As both a research and a community outreach collection, GLAMA’s holdings include 300 linear feet of photographs, albums, audio recordings, magazines, fliers and three-dimensional artifacts, and everything featured in the exhibit is drawn from the permanent collection. According to Stuart Hinds, curator of Special Collections and Archives, “what we have done with this project is collect for a KC community that used to be largely invisible (until) starting around the 1960s.”
In addition to showcasing items from GLAMA’s collection, the exhibit also highlights ways in which students have used the archive in their own projects.
Austin Williams, a Ph.D. student, made extensive use of the holdings to create a feature-length documentary film titled “The Ordinance Project.” The film focuses on the effort to pass Kansas City’s 1993 ordinance that protected gay, lesbian, bisexual and HIV-positive people from discrimination in housing, employment and public accommodations. At a time when homosexuality still carried significant political and social stigma and AIDS was typically a fatal illness, the ordinance was a progressive, albeit controversial measure. “The Ordinance Project” debuted at the 2018 Kansas City LGBT Film Festival and won the Celebration of Courage Award for Best Feature-Length Documentary.
Other high-profile student projects include Kevin Scharlau’s award-winning 2015 article, “Navigating Change in the Homophile Heartland: Kansas City’s Phoenix Society and the Early Gay Rights Movement 1966-1971,” published in the “Missouri Historical Review.”
With these achievements and the opening of the new exhibit, public awareness of GLAMA is growing. Hinds notes, “the sheer word of mouth has been successful” but that many people still don’t know about the archive and its work. One of his goals for the next 10 years is to develop a community advisory group to help take the collection forward and reach more people. One of GLAMA’s biggest challenges has been “tapping into communities of color,” said Hinds, and such an advisory group would be a way to help overcome this.
Despite the progress that the LGBTQ community has made toward gaining social and legal equality, the exhibit serves as a reminder that these gains were the result of many years of activism and tenacity. Hinds cautions that “the need for this documentation and the need to tell this history doesn’t go away. It is critical that students and members of the community hear these stories as the ugliness reappears.”

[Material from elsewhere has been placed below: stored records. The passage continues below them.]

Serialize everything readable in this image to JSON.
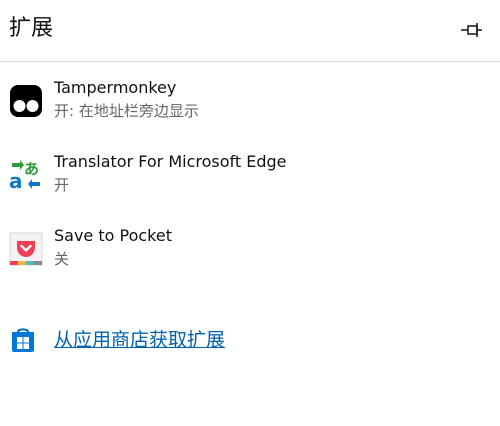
{
  "header": {
    "title": "扩展",
    "pin_icon": "pin-icon"
  },
  "extensions": [
    {
      "name": "Tampermonkey",
      "status": "开: 在地址栏旁边显示",
      "icon": "tampermonkey-icon"
    },
    {
      "name": "Translator For Microsoft Edge",
      "status": "开",
      "icon": "translator-icon"
    },
    {
      "name": "Save to Pocket",
      "status": "关",
      "icon": "pocket-icon"
    }
  ],
  "store": {
    "link_label": "从应用商店获取扩展",
    "icon": "store-bag-icon"
  },
  "colors": {
    "link": "#0063b1",
    "status_text": "#666666",
    "translator_blue": "#0f78c8",
    "translator_green": "#2e9a3c",
    "pocket_red": "#ef4056"
  }
}
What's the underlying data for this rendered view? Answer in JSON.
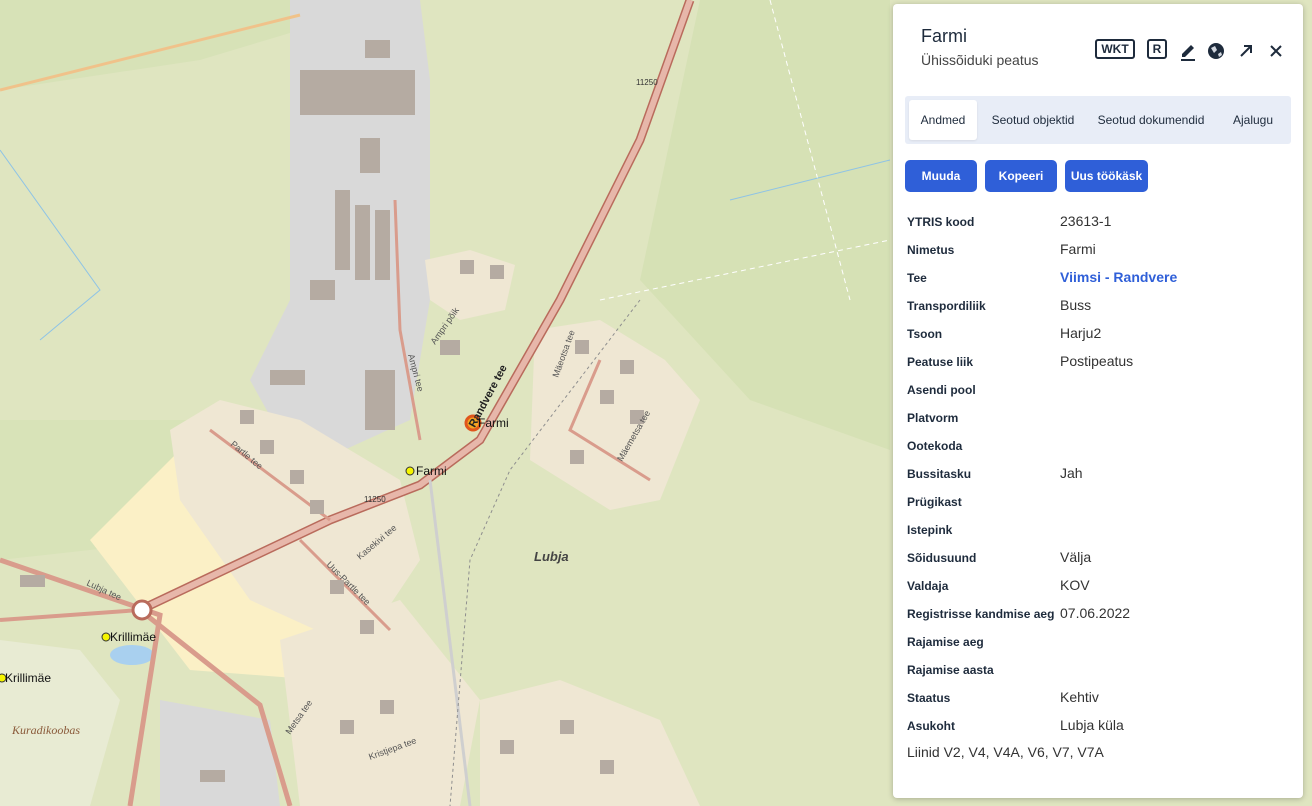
{
  "panel": {
    "title": "Farmi",
    "subtitle": "Ühissõiduki peatus",
    "toolbar": {
      "wkt_label": "WKT",
      "r_label": "R",
      "edit_icon": "pencil-icon",
      "globe_icon": "globe-icon",
      "open_icon": "arrow-up-right-icon",
      "close_icon": "close-icon"
    },
    "tabs": [
      {
        "label": "Andmed",
        "active": true
      },
      {
        "label": "Seotud objektid",
        "active": false
      },
      {
        "label": "Seotud dokumendid",
        "active": false
      },
      {
        "label": "Ajalugu",
        "active": false
      }
    ],
    "buttons": {
      "edit": "Muuda",
      "copy": "Kopeeri",
      "new_task": "Uus töökäsk"
    },
    "fields": [
      {
        "label": "YTRIS kood",
        "value": "23613-1"
      },
      {
        "label": "Nimetus",
        "value": "Farmi"
      },
      {
        "label": "Tee",
        "value": "Viimsi - Randvere",
        "link": true
      },
      {
        "label": "Transpordiliik",
        "value": "Buss"
      },
      {
        "label": "Tsoon",
        "value": "Harju2"
      },
      {
        "label": "Peatuse liik",
        "value": "Postipeatus"
      },
      {
        "label": "Asendi pool",
        "value": ""
      },
      {
        "label": "Platvorm",
        "value": ""
      },
      {
        "label": "Ootekoda",
        "value": ""
      },
      {
        "label": "Bussitasku",
        "value": "Jah"
      },
      {
        "label": "Prügikast",
        "value": ""
      },
      {
        "label": "Istepink",
        "value": ""
      },
      {
        "label": "Sõidusuund",
        "value": "Välja"
      },
      {
        "label": "Valdaja",
        "value": "KOV"
      },
      {
        "label": "Registrisse kandmise aeg",
        "value": "07.06.2022"
      },
      {
        "label": "Rajamise aeg",
        "value": ""
      },
      {
        "label": "Rajamise aasta",
        "value": ""
      },
      {
        "label": "Staatus",
        "value": "Kehtiv"
      },
      {
        "label": "Asukoht",
        "value": "Lubja küla"
      }
    ],
    "lines": "Liinid V2, V4, V4A, V6, V7, V7A"
  },
  "map": {
    "labels": {
      "randvere": "Randvere tee",
      "farmi_selected": "Farmi",
      "farmi_stop": "Farmi",
      "krillimae1": "Krillimäe",
      "krillimae2": "Krillimäe",
      "lubja": "Lubja",
      "kuradikoobas": "Kuradikoobas",
      "road_11250_a": "11250",
      "road_11250_b": "11250",
      "partle": "Partle tee",
      "ampri": "Ampri tee",
      "ampri_poik": "Ampri põik",
      "kasekivi": "Kasekivi tee",
      "uus_partle": "Uus-Partle tee",
      "lubja_tee": "Lubja tee",
      "maeotsa": "Mäeotsa tee",
      "maemetsa": "Mäemetsa tee",
      "metsa": "Metsa tee",
      "kristjepa": "Kristjepa tee"
    },
    "colors": {
      "background": "#dfe5c0",
      "field": "#d5e1b4",
      "residential": "#efe7d3",
      "industrial": "#d8d8d8",
      "sand": "#fbf0c6",
      "road_main": "#d99c8c",
      "road_edge": "#b96b5c",
      "building": "#b5aba2",
      "stop": "#f5f500",
      "selected": "#e0561c",
      "accent": "#2f5fd8"
    }
  }
}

“GLAMA at 10: A Decade of Discovery” continues at UMKC’s Miller Nichols Library, 800 E. 51st St., third floor, through April 1. Hours are 7:30 a.m. to 11 p.m. Monday – Thursday; 7:30 a.m. to 10 p.m. Friday; 11 a.m. to 10 p.m. Saturday; and 11 a.m. to 11 p.m. Sunday. For more information: library.umkc.edu.